How do people respond to risks? What are the patterns of behaviour and what often gets in the way of effective risk management? Developing a risk culture ultimately involves changing behaviour. The organisation in a company needs to do certain things that it didn’t do in the past and leave other things. For example, it needs to avoid reporting risks just for the sake of reporting. In addition, the bearer of bad news should not be criticised, risks should not be kept hidden, and they should not be delegated. Risks should not be communicated as failures. By contrast, a start should be made on reporting openly and honestly, increasing communication between departments, taking responsibility for risks and systematically taking opportunities. Management by example is absolutely essential.

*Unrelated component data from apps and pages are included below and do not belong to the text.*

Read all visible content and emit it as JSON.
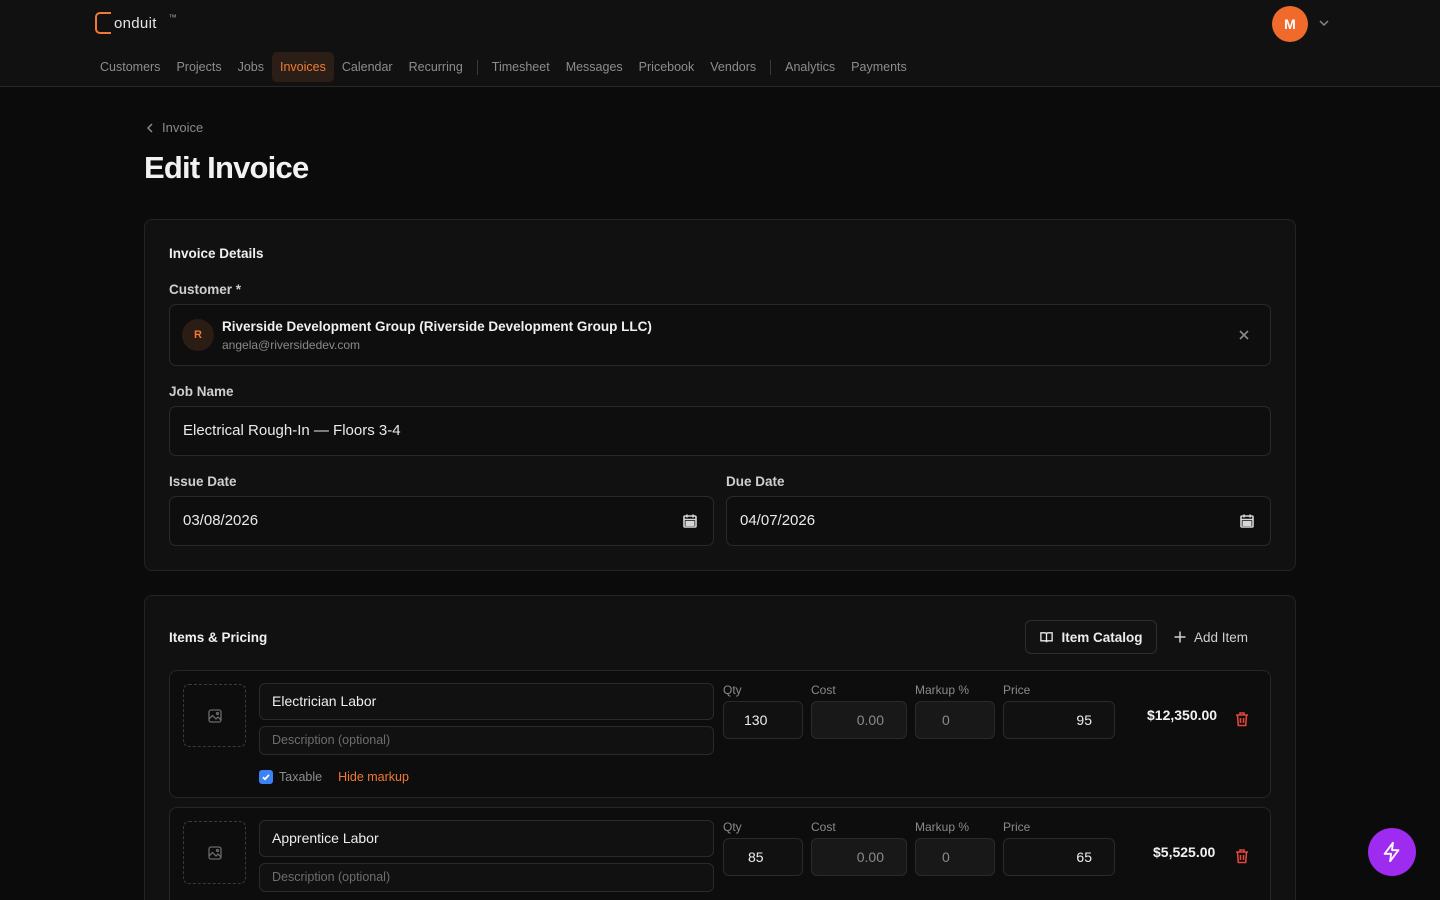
{
  "app": {
    "logo_text": "onduit",
    "logo_tm": "™",
    "user_initial": "M"
  },
  "nav": [
    {
      "label": "Customers"
    },
    {
      "label": "Projects"
    },
    {
      "label": "Jobs"
    },
    {
      "label": "Invoices",
      "active": true
    },
    {
      "label": "Calendar"
    },
    {
      "label": "Recurring"
    },
    {
      "label": "Timesheet"
    },
    {
      "label": "Messages"
    },
    {
      "label": "Pricebook"
    },
    {
      "label": "Vendors"
    },
    {
      "label": "Analytics"
    },
    {
      "label": "Payments"
    }
  ],
  "breadcrumb": "Invoice",
  "page_title": "Edit Invoice",
  "details": {
    "title": "Invoice Details",
    "customer_label": "Customer *",
    "customer_initial": "R",
    "customer_name": "Riverside Development Group (Riverside Development Group LLC)",
    "customer_email": "angela@riversidedev.com",
    "job_label": "Job Name",
    "job_value": "Electrical Rough-In — Floors 3-4",
    "issue_label": "Issue Date",
    "issue_value": "03/08/2026",
    "due_label": "Due Date",
    "due_value": "04/07/2026"
  },
  "items": {
    "title": "Items & Pricing",
    "catalog_label": "Item Catalog",
    "add_label": "Add Item",
    "col_qty": "Qty",
    "col_cost": "Cost",
    "col_markup": "Markup %",
    "col_price": "Price",
    "desc_placeholder": "Description (optional)",
    "taxable_label": "Taxable",
    "hide_markup_label": "Hide markup",
    "rows": [
      {
        "name": "Electrician Labor",
        "qty": "130",
        "cost": "0.00",
        "markup": "0",
        "price": "95",
        "total": "$12,350.00"
      },
      {
        "name": "Apprentice Labor",
        "qty": "85",
        "cost": "0.00",
        "markup": "0",
        "price": "65",
        "total": "$5,525.00"
      }
    ]
  },
  "colors": {
    "accent": "#f07a35",
    "fab": "#9e2bf0",
    "danger": "#e0463c"
  }
}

If a company has undergone this kind of programme to develop an appropriate risk culture, managers and employees are in a much better position than before to identify and evaluate risks in good time, make better decisions and explicitly manage the risks they take. A genuine opportunity and risk culture has to grow in an organisation and needs to be internalised by all areas of the company. There are good examples of how this can be done. The success of a risk culture can be measured using three key performance indicators, or KPIs. They are risk management knowledge, behaviour and process.

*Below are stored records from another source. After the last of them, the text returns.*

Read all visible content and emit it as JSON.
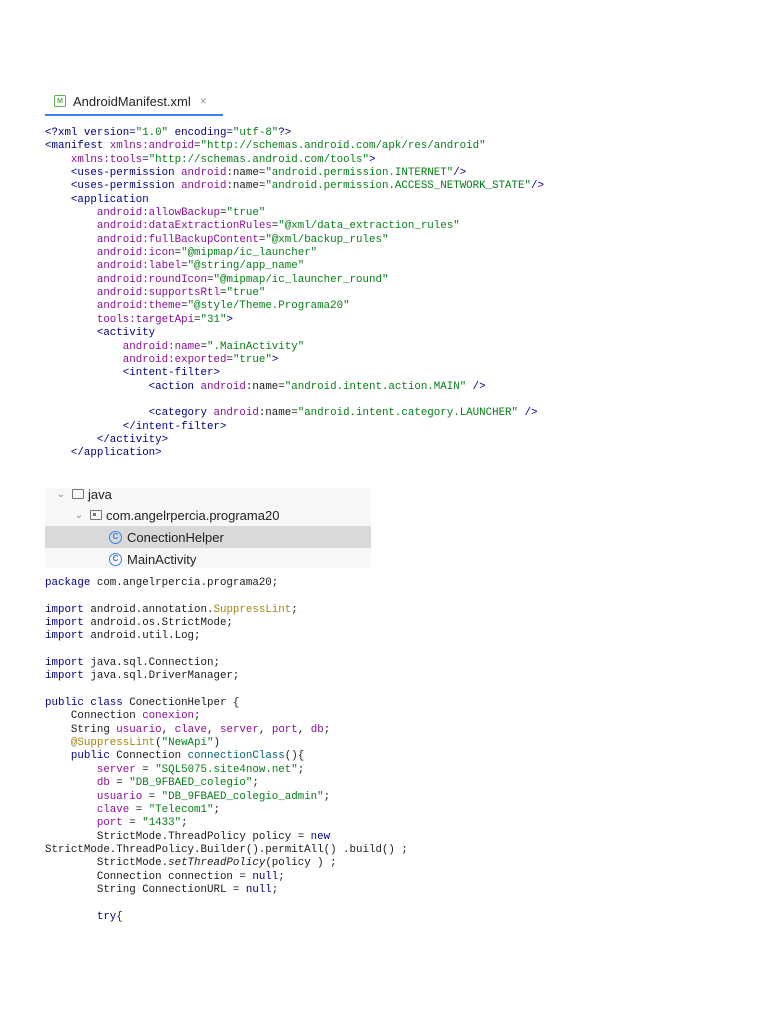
{
  "tab": {
    "title": "AndroidManifest.xml",
    "icon": "xml-file-icon",
    "close": "×"
  },
  "xml_code": [
    [
      [
        "<?xml version=",
        "tg"
      ],
      [
        "\"1.0\"",
        "st"
      ],
      [
        " encoding=",
        "tg"
      ],
      [
        "\"utf-8\"",
        "st"
      ],
      [
        "?>",
        "tg"
      ]
    ],
    [
      [
        "<manifest ",
        "tg"
      ],
      [
        "xmlns:android",
        "ns"
      ],
      [
        "=",
        ""
      ],
      [
        "\"http://schemas.android.com/apk/res/android\"",
        "st"
      ]
    ],
    [
      [
        "    ",
        ""
      ],
      [
        "xmlns:tools",
        "ns"
      ],
      [
        "=",
        ""
      ],
      [
        "\"http://schemas.android.com/tools\"",
        "st"
      ],
      [
        ">",
        "tg"
      ]
    ],
    [
      [
        "    <uses-permission ",
        "tg"
      ],
      [
        "android",
        "ns"
      ],
      [
        ":name",
        ""
      ],
      [
        "=",
        ""
      ],
      [
        "\"android.permission.INTERNET\"",
        "st"
      ],
      [
        "/>",
        "tg"
      ]
    ],
    [
      [
        "    <uses-permission ",
        "tg"
      ],
      [
        "android",
        "ns"
      ],
      [
        ":name",
        ""
      ],
      [
        "=",
        ""
      ],
      [
        "\"android.permission.ACCESS_NETWORK_STATE\"",
        "st"
      ],
      [
        "/>",
        "tg"
      ]
    ],
    [
      [
        "    <application",
        "tg"
      ]
    ],
    [
      [
        "        ",
        ""
      ],
      [
        "android",
        "ns"
      ],
      [
        ":allowBackup",
        "ns"
      ],
      [
        "=",
        ""
      ],
      [
        "\"true\"",
        "st"
      ]
    ],
    [
      [
        "        ",
        ""
      ],
      [
        "android",
        "ns"
      ],
      [
        ":dataExtractionRules",
        "ns"
      ],
      [
        "=",
        ""
      ],
      [
        "\"@xml/data_extraction_rules\"",
        "st"
      ]
    ],
    [
      [
        "        ",
        ""
      ],
      [
        "android",
        "ns"
      ],
      [
        ":fullBackupContent",
        "ns"
      ],
      [
        "=",
        ""
      ],
      [
        "\"@xml/backup_rules\"",
        "st"
      ]
    ],
    [
      [
        "        ",
        ""
      ],
      [
        "android",
        "ns"
      ],
      [
        ":icon",
        "ns"
      ],
      [
        "=",
        ""
      ],
      [
        "\"@mipmap/ic_launcher\"",
        "st"
      ]
    ],
    [
      [
        "        ",
        ""
      ],
      [
        "android",
        "ns"
      ],
      [
        ":label",
        "ns"
      ],
      [
        "=",
        ""
      ],
      [
        "\"@string/app_name\"",
        "st"
      ]
    ],
    [
      [
        "        ",
        ""
      ],
      [
        "android",
        "ns"
      ],
      [
        ":roundIcon",
        "ns"
      ],
      [
        "=",
        ""
      ],
      [
        "\"@mipmap/ic_launcher_round\"",
        "st"
      ]
    ],
    [
      [
        "        ",
        ""
      ],
      [
        "android",
        "ns"
      ],
      [
        ":supportsRtl",
        "ns"
      ],
      [
        "=",
        ""
      ],
      [
        "\"true\"",
        "st"
      ]
    ],
    [
      [
        "        ",
        ""
      ],
      [
        "android",
        "ns"
      ],
      [
        ":theme",
        "ns"
      ],
      [
        "=",
        ""
      ],
      [
        "\"@style/Theme.Programa20\"",
        "st"
      ]
    ],
    [
      [
        "        ",
        ""
      ],
      [
        "tools",
        "ns"
      ],
      [
        ":targetApi",
        "ns"
      ],
      [
        "=",
        ""
      ],
      [
        "\"31\"",
        "st"
      ],
      [
        ">",
        "tg"
      ]
    ],
    [
      [
        "        <activity",
        "tg"
      ]
    ],
    [
      [
        "            ",
        ""
      ],
      [
        "android",
        "ns"
      ],
      [
        ":name",
        "ns"
      ],
      [
        "=",
        ""
      ],
      [
        "\".MainActivity\"",
        "st"
      ]
    ],
    [
      [
        "            ",
        ""
      ],
      [
        "android",
        "ns"
      ],
      [
        ":exported",
        "ns"
      ],
      [
        "=",
        ""
      ],
      [
        "\"true\"",
        "st"
      ],
      [
        ">",
        "tg"
      ]
    ],
    [
      [
        "            <intent-filter>",
        "tg"
      ]
    ],
    [
      [
        "                <action ",
        "tg"
      ],
      [
        "android",
        "ns"
      ],
      [
        ":name",
        ""
      ],
      [
        "=",
        ""
      ],
      [
        "\"android.intent.action.MAIN\"",
        "st"
      ],
      [
        " />",
        "tg"
      ]
    ],
    [
      [
        "",
        ""
      ]
    ],
    [
      [
        "                <category ",
        "tg"
      ],
      [
        "android",
        "ns"
      ],
      [
        ":name",
        ""
      ],
      [
        "=",
        ""
      ],
      [
        "\"android.intent.category.LAUNCHER\"",
        "st"
      ],
      [
        " />",
        "tg"
      ]
    ],
    [
      [
        "            </intent-filter>",
        "tg"
      ]
    ],
    [
      [
        "        </activity>",
        "tg"
      ]
    ],
    [
      [
        "    </application>",
        "tg"
      ]
    ]
  ],
  "tree": [
    {
      "chevron": "⌄",
      "icon": "folder-icon",
      "label": "java",
      "selected": false
    },
    {
      "chevron": "⌄",
      "icon": "package-icon",
      "label": "com.angelrpercia.programa20",
      "selected": false
    },
    {
      "chevron": "",
      "icon": "class-icon",
      "label": "ConectionHelper",
      "selected": true
    },
    {
      "chevron": "",
      "icon": "class-icon",
      "label": "MainActivity",
      "selected": false
    }
  ],
  "java_code": [
    [
      [
        "package",
        "tg"
      ],
      [
        " com.angelrpercia.programa20;",
        ""
      ]
    ],
    [
      [
        "",
        ""
      ]
    ],
    [
      [
        "import",
        "tg"
      ],
      [
        " android.annotation.",
        ""
      ],
      [
        "SuppressLint",
        "an"
      ],
      [
        ";",
        ""
      ]
    ],
    [
      [
        "import",
        "tg"
      ],
      [
        " android.os.StrictMode;",
        ""
      ]
    ],
    [
      [
        "import",
        "tg"
      ],
      [
        " android.util.Log;",
        ""
      ]
    ],
    [
      [
        "",
        ""
      ]
    ],
    [
      [
        "import",
        "tg"
      ],
      [
        " java.sql.Connection;",
        ""
      ]
    ],
    [
      [
        "import",
        "tg"
      ],
      [
        " java.sql.DriverManager;",
        ""
      ]
    ],
    [
      [
        "",
        ""
      ]
    ],
    [
      [
        "public class",
        "tg"
      ],
      [
        " ConectionHelper {",
        ""
      ]
    ],
    [
      [
        "    Connection ",
        ""
      ],
      [
        "conexion",
        "fd"
      ],
      [
        ";",
        ""
      ]
    ],
    [
      [
        "    String ",
        ""
      ],
      [
        "usuario",
        "fd"
      ],
      [
        ", ",
        ""
      ],
      [
        "clave",
        "fd"
      ],
      [
        ", ",
        ""
      ],
      [
        "server",
        "fd"
      ],
      [
        ", ",
        ""
      ],
      [
        "port",
        "fd"
      ],
      [
        ", ",
        ""
      ],
      [
        "db",
        "fd"
      ],
      [
        ";",
        ""
      ]
    ],
    [
      [
        "    ",
        ""
      ],
      [
        "@SuppressLint",
        "an"
      ],
      [
        "(",
        ""
      ],
      [
        "\"NewApi\"",
        "st"
      ],
      [
        ")",
        ""
      ]
    ],
    [
      [
        "    ",
        ""
      ],
      [
        "public",
        "tg"
      ],
      [
        " Connection ",
        ""
      ],
      [
        "connectionClass",
        "mt"
      ],
      [
        "(){",
        ""
      ]
    ],
    [
      [
        "        ",
        ""
      ],
      [
        "server",
        "fd"
      ],
      [
        " = ",
        ""
      ],
      [
        "\"SQL5075.site4now.net\"",
        "st"
      ],
      [
        ";",
        ""
      ]
    ],
    [
      [
        "        ",
        ""
      ],
      [
        "db",
        "fd"
      ],
      [
        " = ",
        ""
      ],
      [
        "\"DB_9FBAED_colegio\"",
        "st"
      ],
      [
        ";",
        ""
      ]
    ],
    [
      [
        "        ",
        ""
      ],
      [
        "usuario",
        "fd"
      ],
      [
        " = ",
        ""
      ],
      [
        "\"DB_9FBAED_colegio_admin\"",
        "st"
      ],
      [
        ";",
        ""
      ]
    ],
    [
      [
        "        ",
        ""
      ],
      [
        "clave",
        "fd"
      ],
      [
        " = ",
        ""
      ],
      [
        "\"Telecom1\"",
        "st"
      ],
      [
        ";",
        ""
      ]
    ],
    [
      [
        "        ",
        ""
      ],
      [
        "port",
        "fd"
      ],
      [
        " = ",
        ""
      ],
      [
        "\"1433\"",
        "st"
      ],
      [
        ";",
        ""
      ]
    ],
    [
      [
        "        StrictMode.ThreadPolicy policy = ",
        ""
      ],
      [
        "new",
        "tg"
      ]
    ],
    [
      [
        "StrictMode.ThreadPolicy.Builder().permitAll() .build() ;",
        ""
      ]
    ],
    [
      [
        "        StrictMode.",
        ""
      ],
      [
        "setThreadPolicy",
        "it"
      ],
      [
        "(policy ) ;",
        ""
      ]
    ],
    [
      [
        "        Connection connection = ",
        ""
      ],
      [
        "null",
        "tg"
      ],
      [
        ";",
        ""
      ]
    ],
    [
      [
        "        String ConnectionURL = ",
        ""
      ],
      [
        "null",
        "tg"
      ],
      [
        ";",
        ""
      ]
    ],
    [
      [
        "",
        ""
      ]
    ],
    [
      [
        "        ",
        ""
      ],
      [
        "try",
        "tg"
      ],
      [
        "{",
        ""
      ]
    ]
  ]
}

The comprehensive and detailed requirements under financial market regulation lead to a great deal of bureaucracy and high costs, significant dissatisfaction among employees and even to the dangerous situation of discouraging individual responsibility. Fear of compliance risks leads to compliance standards being introduced that totally or partly miss the actual aim of financial market regulation or overshoot that aim. To prevent this, we need an organisational factor that enables compliance risks to be viewed in a healthy relationship with all of a company’s opportunities and risks. This factor is a programme to develop a corporate risk culture, as some good examples show. This programme plays a key role. It manages what is definitely a very difficult balance of more effectively deciding how much bureaucracy is necessary to implement regulatory requirements and when a decision can be left to commercial freedom and employees’ responsibility. Equally, this promotes commercial freedom and responsibility by supporting establishment of behaviours. This ultimately leads to better decisions, greater employee satisfaction, better service for customers and improved profitability.
Dr. Andrea Fechner, FECHNER Coaching & Consulting.
Christoph Schwager, Partner, Ernst & Young GmbH Wirtschaftsprüfungsgesellschaft.